[[ DATA RECORDS, beginning ]]
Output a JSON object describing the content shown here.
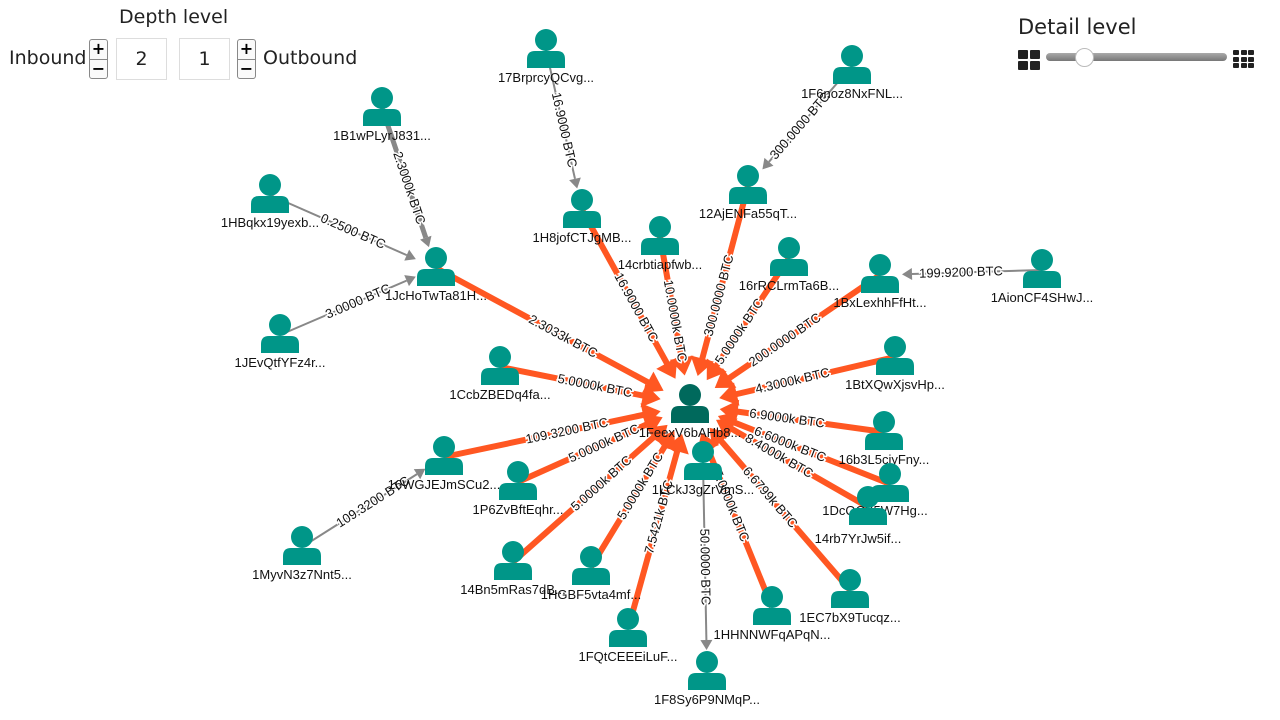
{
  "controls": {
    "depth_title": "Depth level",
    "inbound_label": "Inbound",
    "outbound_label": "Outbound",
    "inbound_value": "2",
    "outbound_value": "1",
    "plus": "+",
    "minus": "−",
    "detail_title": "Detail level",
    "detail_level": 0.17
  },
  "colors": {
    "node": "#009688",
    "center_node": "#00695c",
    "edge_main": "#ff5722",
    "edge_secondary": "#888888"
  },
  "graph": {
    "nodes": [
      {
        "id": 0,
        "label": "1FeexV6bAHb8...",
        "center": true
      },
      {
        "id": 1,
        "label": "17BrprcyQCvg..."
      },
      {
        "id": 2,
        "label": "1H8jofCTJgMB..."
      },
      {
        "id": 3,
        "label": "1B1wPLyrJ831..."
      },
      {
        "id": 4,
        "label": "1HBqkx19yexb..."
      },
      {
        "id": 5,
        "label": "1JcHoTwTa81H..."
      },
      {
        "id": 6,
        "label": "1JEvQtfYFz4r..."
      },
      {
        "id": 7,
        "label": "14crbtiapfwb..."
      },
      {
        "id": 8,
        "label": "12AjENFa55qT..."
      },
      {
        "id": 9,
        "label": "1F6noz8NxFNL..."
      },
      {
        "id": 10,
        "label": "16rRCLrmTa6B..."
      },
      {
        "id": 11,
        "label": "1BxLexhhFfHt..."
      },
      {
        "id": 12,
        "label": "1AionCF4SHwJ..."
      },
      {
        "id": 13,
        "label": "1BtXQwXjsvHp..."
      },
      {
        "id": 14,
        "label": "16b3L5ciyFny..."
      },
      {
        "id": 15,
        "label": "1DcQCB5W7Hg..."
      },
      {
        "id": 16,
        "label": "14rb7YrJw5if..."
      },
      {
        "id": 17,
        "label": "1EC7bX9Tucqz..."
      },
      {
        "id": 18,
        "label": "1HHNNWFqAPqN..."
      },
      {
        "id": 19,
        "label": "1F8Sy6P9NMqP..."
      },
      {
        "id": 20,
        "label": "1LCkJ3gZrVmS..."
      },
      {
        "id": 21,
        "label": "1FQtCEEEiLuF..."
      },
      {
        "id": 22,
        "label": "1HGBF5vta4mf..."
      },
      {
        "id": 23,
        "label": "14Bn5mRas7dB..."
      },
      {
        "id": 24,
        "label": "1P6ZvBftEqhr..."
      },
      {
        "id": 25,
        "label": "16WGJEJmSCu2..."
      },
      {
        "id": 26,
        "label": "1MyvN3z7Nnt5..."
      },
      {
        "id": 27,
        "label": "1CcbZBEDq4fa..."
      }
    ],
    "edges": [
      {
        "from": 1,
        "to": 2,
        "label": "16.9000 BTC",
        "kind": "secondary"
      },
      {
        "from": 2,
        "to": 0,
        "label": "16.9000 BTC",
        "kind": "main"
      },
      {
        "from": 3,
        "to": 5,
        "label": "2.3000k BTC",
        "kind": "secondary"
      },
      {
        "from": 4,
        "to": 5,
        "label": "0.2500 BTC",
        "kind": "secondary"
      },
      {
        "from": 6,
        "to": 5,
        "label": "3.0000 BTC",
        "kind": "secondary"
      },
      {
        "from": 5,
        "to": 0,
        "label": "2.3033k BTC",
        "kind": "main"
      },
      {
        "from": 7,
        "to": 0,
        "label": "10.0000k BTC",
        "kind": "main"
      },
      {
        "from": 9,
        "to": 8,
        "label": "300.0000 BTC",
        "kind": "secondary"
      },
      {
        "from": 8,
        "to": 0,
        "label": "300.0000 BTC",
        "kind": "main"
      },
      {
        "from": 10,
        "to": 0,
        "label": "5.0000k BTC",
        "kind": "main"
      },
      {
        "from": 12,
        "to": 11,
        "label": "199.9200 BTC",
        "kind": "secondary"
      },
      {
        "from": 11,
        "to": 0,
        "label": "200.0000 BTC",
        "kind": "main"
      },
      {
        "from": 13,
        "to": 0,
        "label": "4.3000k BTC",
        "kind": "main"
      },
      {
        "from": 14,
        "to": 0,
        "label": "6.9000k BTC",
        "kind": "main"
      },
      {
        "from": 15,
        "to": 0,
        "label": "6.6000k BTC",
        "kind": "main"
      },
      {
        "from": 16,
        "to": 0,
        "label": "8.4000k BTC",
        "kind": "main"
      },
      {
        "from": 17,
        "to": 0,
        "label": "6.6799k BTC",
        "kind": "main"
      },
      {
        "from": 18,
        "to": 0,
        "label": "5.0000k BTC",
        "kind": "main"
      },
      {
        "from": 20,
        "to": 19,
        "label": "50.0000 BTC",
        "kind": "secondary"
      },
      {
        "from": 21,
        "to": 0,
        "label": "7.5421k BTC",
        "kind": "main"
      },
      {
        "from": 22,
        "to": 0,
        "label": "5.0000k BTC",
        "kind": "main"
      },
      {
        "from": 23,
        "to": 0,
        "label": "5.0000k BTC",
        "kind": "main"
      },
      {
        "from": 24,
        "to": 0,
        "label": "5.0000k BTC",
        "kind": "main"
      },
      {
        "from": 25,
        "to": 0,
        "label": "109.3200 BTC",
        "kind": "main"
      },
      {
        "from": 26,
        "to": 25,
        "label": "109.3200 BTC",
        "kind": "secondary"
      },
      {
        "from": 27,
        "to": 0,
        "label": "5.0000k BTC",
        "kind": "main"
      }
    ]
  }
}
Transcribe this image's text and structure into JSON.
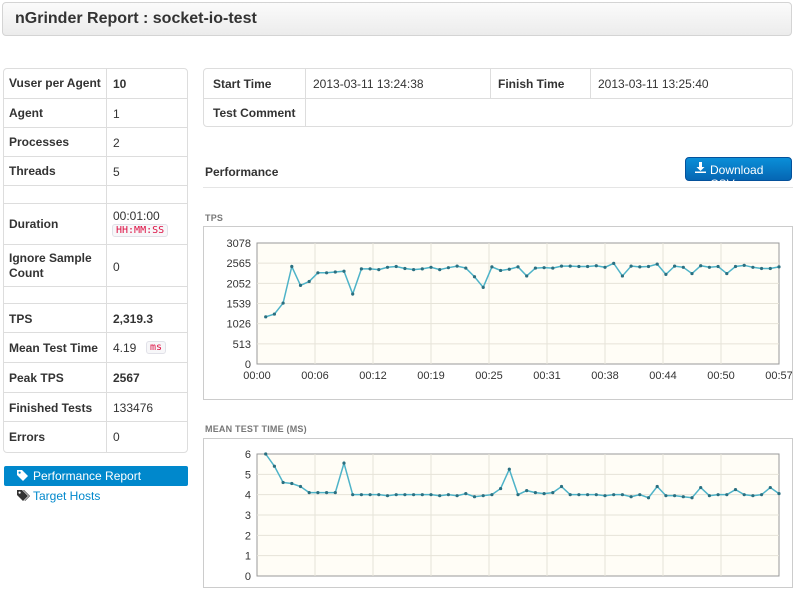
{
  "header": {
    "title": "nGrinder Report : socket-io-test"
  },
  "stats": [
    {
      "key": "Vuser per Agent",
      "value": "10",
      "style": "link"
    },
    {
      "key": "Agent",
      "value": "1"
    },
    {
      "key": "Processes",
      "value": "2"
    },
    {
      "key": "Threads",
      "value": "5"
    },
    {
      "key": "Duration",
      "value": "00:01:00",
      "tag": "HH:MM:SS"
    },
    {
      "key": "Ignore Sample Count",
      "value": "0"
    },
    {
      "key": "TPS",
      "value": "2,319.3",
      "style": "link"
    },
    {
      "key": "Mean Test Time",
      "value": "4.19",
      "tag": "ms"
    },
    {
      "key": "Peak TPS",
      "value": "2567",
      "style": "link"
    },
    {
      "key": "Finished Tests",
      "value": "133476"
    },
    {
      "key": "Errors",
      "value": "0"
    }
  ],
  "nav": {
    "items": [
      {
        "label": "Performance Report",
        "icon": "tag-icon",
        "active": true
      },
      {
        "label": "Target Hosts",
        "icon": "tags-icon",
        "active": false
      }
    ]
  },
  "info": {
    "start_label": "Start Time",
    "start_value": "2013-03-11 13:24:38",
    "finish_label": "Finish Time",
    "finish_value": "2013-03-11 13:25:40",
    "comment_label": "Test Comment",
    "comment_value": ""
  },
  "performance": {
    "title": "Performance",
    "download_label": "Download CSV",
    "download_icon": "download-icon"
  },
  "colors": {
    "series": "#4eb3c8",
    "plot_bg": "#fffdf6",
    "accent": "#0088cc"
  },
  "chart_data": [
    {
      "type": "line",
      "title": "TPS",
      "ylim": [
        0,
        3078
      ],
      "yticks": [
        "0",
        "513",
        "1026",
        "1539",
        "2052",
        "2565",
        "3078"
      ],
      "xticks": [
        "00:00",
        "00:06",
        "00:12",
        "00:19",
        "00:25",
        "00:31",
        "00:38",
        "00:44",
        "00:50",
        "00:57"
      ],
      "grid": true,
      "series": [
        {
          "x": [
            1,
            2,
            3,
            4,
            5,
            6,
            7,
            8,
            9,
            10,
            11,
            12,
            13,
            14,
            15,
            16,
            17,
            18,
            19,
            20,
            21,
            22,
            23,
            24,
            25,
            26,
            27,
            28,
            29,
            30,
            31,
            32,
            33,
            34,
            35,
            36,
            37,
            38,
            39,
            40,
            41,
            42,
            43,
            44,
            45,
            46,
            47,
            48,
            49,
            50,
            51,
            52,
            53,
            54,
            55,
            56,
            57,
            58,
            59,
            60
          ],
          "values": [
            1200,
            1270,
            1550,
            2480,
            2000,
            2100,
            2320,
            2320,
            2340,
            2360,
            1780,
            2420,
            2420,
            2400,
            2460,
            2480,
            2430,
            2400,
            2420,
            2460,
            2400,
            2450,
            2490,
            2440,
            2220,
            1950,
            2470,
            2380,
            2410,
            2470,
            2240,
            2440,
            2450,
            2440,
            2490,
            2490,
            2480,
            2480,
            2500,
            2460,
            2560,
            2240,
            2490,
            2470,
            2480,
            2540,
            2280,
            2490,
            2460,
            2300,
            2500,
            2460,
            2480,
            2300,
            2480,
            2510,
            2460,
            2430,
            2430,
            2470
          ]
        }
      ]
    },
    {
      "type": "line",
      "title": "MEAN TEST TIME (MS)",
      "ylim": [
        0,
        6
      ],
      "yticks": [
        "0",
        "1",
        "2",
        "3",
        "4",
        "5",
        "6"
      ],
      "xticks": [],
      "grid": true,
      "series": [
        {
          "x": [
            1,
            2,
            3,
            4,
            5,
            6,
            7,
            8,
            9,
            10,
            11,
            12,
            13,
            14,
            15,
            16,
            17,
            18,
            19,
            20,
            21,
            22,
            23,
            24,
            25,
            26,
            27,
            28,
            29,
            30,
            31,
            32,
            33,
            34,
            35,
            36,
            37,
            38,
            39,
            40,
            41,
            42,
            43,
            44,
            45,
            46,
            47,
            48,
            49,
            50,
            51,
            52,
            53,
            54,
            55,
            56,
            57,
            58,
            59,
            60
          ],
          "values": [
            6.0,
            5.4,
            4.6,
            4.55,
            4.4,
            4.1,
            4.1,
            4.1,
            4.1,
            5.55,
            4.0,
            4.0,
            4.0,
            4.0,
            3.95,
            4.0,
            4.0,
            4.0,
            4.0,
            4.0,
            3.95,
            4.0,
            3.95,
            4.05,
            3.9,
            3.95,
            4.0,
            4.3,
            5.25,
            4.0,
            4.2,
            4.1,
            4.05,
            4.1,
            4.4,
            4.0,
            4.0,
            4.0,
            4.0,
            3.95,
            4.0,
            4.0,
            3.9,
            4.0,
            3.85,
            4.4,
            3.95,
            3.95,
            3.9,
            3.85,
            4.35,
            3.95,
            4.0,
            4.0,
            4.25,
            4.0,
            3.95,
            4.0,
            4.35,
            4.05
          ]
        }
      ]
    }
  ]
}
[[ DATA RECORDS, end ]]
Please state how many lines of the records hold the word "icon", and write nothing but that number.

3